“God makes floods, man makes disasters,” said Jake Bittle, summing up the theme of his presentation When the Levee Breaks: Climate Change and Housing Displacement for the MSU Mankato Geography Colloquium. Bittle delivered his talk which focused on human displacement caused by climate change via video delivered to Ostrander Auditorium on Nov. 10.
Bittle is a staff writer for Grist, a media company, where he covers environmental issues and is also the author of “The Great Displacement,” which covers how climate change is already affecting human migration patterns.

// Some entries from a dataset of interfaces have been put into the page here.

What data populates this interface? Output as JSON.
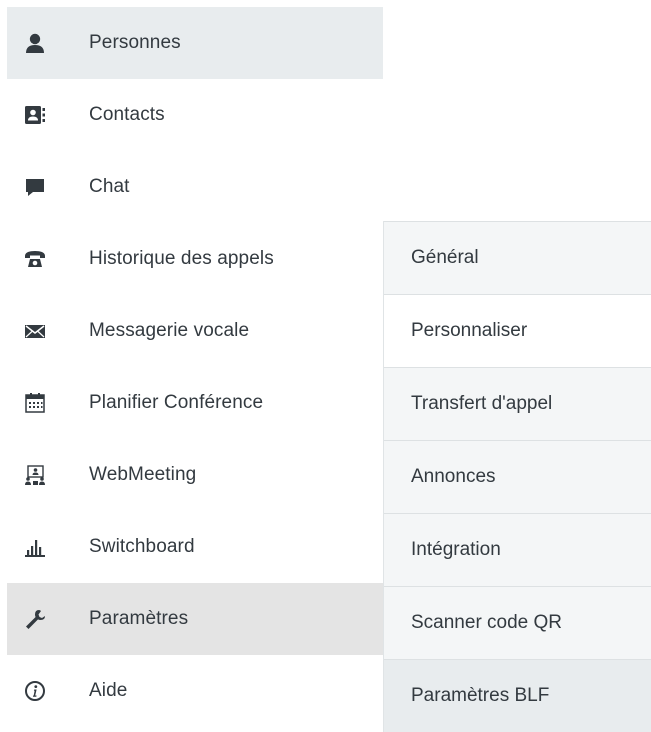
{
  "sidebar": {
    "items": [
      {
        "label": "Personnes",
        "icon": "person-icon"
      },
      {
        "label": "Contacts",
        "icon": "address-book-icon"
      },
      {
        "label": "Chat",
        "icon": "chat-bubble-icon"
      },
      {
        "label": "Historique des appels",
        "icon": "telephone-icon"
      },
      {
        "label": "Messagerie vocale",
        "icon": "envelope-icon"
      },
      {
        "label": "Planifier Conférence",
        "icon": "calendar-icon"
      },
      {
        "label": "WebMeeting",
        "icon": "webmeeting-icon"
      },
      {
        "label": "Switchboard",
        "icon": "bar-chart-icon"
      },
      {
        "label": "Paramètres",
        "icon": "wrench-icon"
      },
      {
        "label": "Aide",
        "icon": "info-icon"
      }
    ]
  },
  "submenu": {
    "items": [
      {
        "label": "Général"
      },
      {
        "label": "Personnaliser"
      },
      {
        "label": "Transfert d'appel"
      },
      {
        "label": "Annonces"
      },
      {
        "label": "Intégration"
      },
      {
        "label": "Scanner code QR"
      },
      {
        "label": "Paramètres BLF"
      }
    ]
  },
  "colors": {
    "icon": "#333a40",
    "text": "#333a40",
    "hover_bg": "#e8ecee",
    "selected_bg": "#e4e4e4",
    "submenu_bg": "#f4f6f7"
  }
}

To research his book, Bittle traveled across the country interviewing people who were impacted by climate change.
Throughout his presentation, Bittle emphasized how poor planning and inadequate risk evaluations lead to human-created disasters, which in turn forces human migration.
“Risk is increasing because of anthropogenic climate change and as a result, almost everybody is underestimating risk,” said Jake Bittle. “Either they built where they shouldn’t have and they underestimated the normal risk or they built for a world we no longer live in and as a result when the risk goes up due to global warming, everybody loses their home and they all have to move.”

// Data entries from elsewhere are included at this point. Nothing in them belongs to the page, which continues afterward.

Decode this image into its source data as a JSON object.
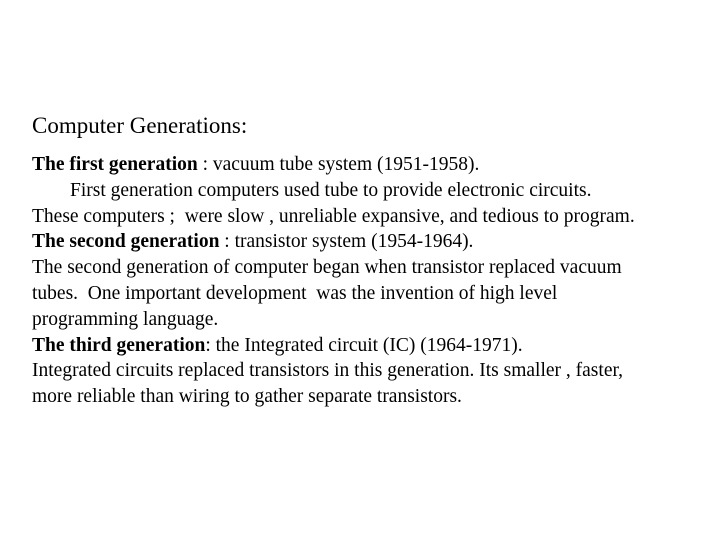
{
  "slide": {
    "title": "Computer Generations:",
    "background_color": "#ffffff",
    "text_color": "#000000",
    "lines": [
      {
        "id": "line-first-generation",
        "bold_lead": "The first generation",
        "rest": " : vacuum tube system (1951-1958).",
        "indent": false
      },
      {
        "id": "line-first-generation-detail",
        "bold_lead": "",
        "rest": "First generation computers used tube to provide electronic circuits.",
        "indent": true
      },
      {
        "id": "line-first-generation-traits",
        "bold_lead": "",
        "rest": "These computers ;  were slow , unreliable expansive, and tedious to program.",
        "indent": false
      },
      {
        "id": "line-second-generation",
        "bold_lead": "The second generation",
        "rest": " : transistor system (1954-1964).",
        "indent": false
      },
      {
        "id": "line-second-generation-detail-1",
        "bold_lead": "",
        "rest": "The second generation of computer began when transistor replaced vacuum",
        "indent": false
      },
      {
        "id": "line-second-generation-detail-2",
        "bold_lead": "",
        "rest": "tubes.  One important development  was the invention of high level",
        "indent": false
      },
      {
        "id": "line-second-generation-detail-3",
        "bold_lead": "",
        "rest": "programming language.",
        "indent": false
      },
      {
        "id": "line-third-generation",
        "bold_lead": "The third generation",
        "rest": ": the Integrated circuit (IC) (1964-1971).",
        "indent": false
      },
      {
        "id": "line-third-generation-detail-1",
        "bold_lead": "",
        "rest": "Integrated circuits replaced transistors in this generation. Its smaller , faster,",
        "indent": false
      },
      {
        "id": "line-third-generation-detail-2",
        "bold_lead": "",
        "rest": "more reliable than wiring to gather separate transistors.",
        "indent": false
      }
    ]
  }
}
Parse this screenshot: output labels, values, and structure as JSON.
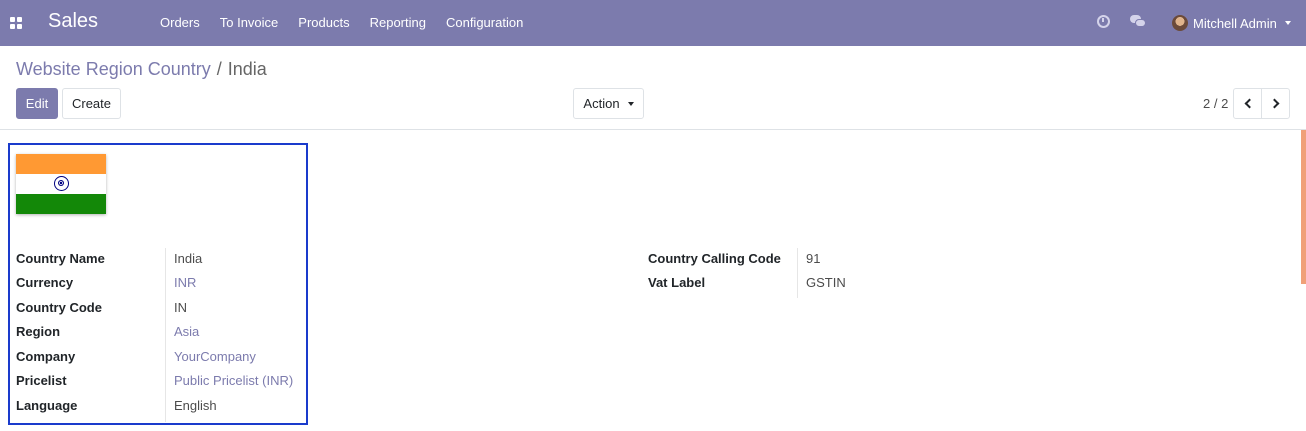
{
  "navbar": {
    "app_name": "Sales",
    "menu": [
      "Orders",
      "To Invoice",
      "Products",
      "Reporting",
      "Configuration"
    ],
    "user_name": "Mitchell Admin",
    "icons": [
      "apps-icon",
      "clock-icon",
      "chat-icon",
      "avatar",
      "chevron-down-icon"
    ]
  },
  "breadcrumb": {
    "parent": "Website Region Country",
    "separator": "/",
    "current": "India"
  },
  "buttons": {
    "edit": "Edit",
    "create": "Create",
    "action": "Action"
  },
  "pager": {
    "value": "2 / 2"
  },
  "form": {
    "left_fields": [
      {
        "label": "Country Name",
        "value": "India",
        "link": false
      },
      {
        "label": "Currency",
        "value": "INR",
        "link": true
      },
      {
        "label": "Country Code",
        "value": "IN",
        "link": false
      },
      {
        "label": "Region",
        "value": "Asia",
        "link": true
      },
      {
        "label": "Company",
        "value": "YourCompany",
        "link": true
      },
      {
        "label": "Pricelist",
        "value": "Public Pricelist (INR)",
        "link": true
      },
      {
        "label": "Language",
        "value": "English",
        "link": false
      }
    ],
    "right_fields": [
      {
        "label": "Country Calling Code",
        "value": "91",
        "link": false
      },
      {
        "label": "Vat Label",
        "value": "GSTIN",
        "link": false
      }
    ]
  },
  "colors": {
    "brand": "#7c7bad",
    "highlight_border": "#1a3bcc",
    "link": "#7c7bad"
  }
}
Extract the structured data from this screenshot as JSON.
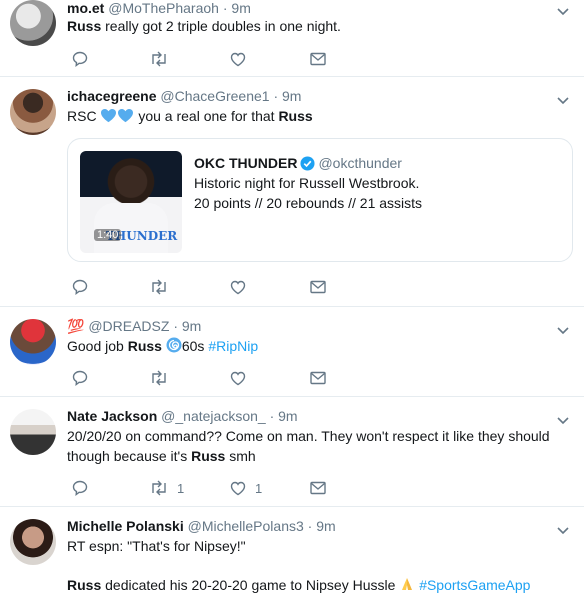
{
  "tweets": [
    {
      "name": "mo.et",
      "handle": "@MoThePharaoh",
      "time": "9m",
      "text_bold": "Russ",
      "text_rest": " really got 2 triple doubles in one night."
    },
    {
      "name": "ichacegreene",
      "handle": "@ChaceGreene1",
      "time": "9m",
      "text_pre": "RSC ",
      "text_mid": " you a real one for that ",
      "text_bold": "Russ",
      "card": {
        "name": "OKC THUNDER",
        "handle": "@okcthunder",
        "line1": "Historic night for Russell Westbrook.",
        "line2": "20 points // 20 rebounds // 21 assists",
        "video_duration": "1:40",
        "jersey_text": "THUNDER"
      }
    },
    {
      "name_emoji": "💯",
      "handle": "@DREADSZ",
      "time": "9m",
      "text_pre": "Good job ",
      "text_bold": "Russ",
      "text_after": "60s ",
      "hashtag": "#RipNip"
    },
    {
      "name": "Nate Jackson",
      "handle": "@_natejackson_",
      "time": "9m",
      "line1": "20/20/20 on command?? Come on man. They won't respect it like they should",
      "line2_pre": "though because it's ",
      "text_bold": "Russ",
      "line2_post": " smh",
      "retweets": "1",
      "likes": "1"
    },
    {
      "name": "Michelle Polanski",
      "handle": "@MichellePolans3",
      "time": "9m",
      "line1": "RT espn: \"That's for Nipsey!\"",
      "text_bold": "Russ",
      "line2": " dedicated his 20-20-20 game to Nipsey Hussle ",
      "hashtag": "#SportsGameApp"
    }
  ],
  "sep": "·",
  "colors": {
    "accent": "#1da1f2",
    "muted": "#657786",
    "border": "#e6ecf0"
  }
}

Bittle focused on two specific disasters to illustrate his points. One was how the Army Corps of Engineers dynamited levees along the Mississippi River in the hopes of alleviating the ravages of a flood in 1927 to protect wealthy bankers in New Orleans. As a result of the levees being blown up, the city of Caernarvon, Louisiana was flooded instead.
“The sheriff of the parish [in Caernarvon] at the time referred to this as a public execution,” said Bittle.
The second disaster Bittle focused on was Hurricane Harvey and its impact on homeowners in Texas. In this part of the discussion, Bittle addressed how social status could impact people’s chances of being a victim of climate change.
“Climate disasters can happen anywhere. They can happen in New York City where I am, or in Mankato where you are tomorrow and be very devastating. Same thing with a flood. But vulnerability to climate change is always socially determined and in particular it’s determined by race and class,” said Bittle.
Bittle also talked about how climate change could impact Mankato as well as Minnesota and the probability that Minnesota could be a place where people end up moving to as the effects of climate change become more pronounced.
“Minnesota has a great deal to recommend it. It has a lot of great water. It’s relatively insulated from extreme heat, as you probably know, and are about to rediscover over the next few months,” said Bittle.
In closing, Bittle argued for greater involvement in government to help mitigate the results of climate change disasters.
“The federal government needs to do more than it currently does to guide this migration or else you’re going to see a lot more chaotic events,” said Bittle.
The presentation included a question and answer session at the end. During this time, people asked questions about sustainable land use policies, how the rise of remote working could impact human migration and ways the government specifically could encourage people to move out of climate change-impacted areas.
Header photo: Jake Bittle gave a presentation called ‘When the Levee Breaks’ where he focused on human displacement caused by
climate change via video delivery in the Ostrander Auditorium. (Dalton Grubb/The Reporter)
Write to Jeremy Redlien at Jeremy.email@example.com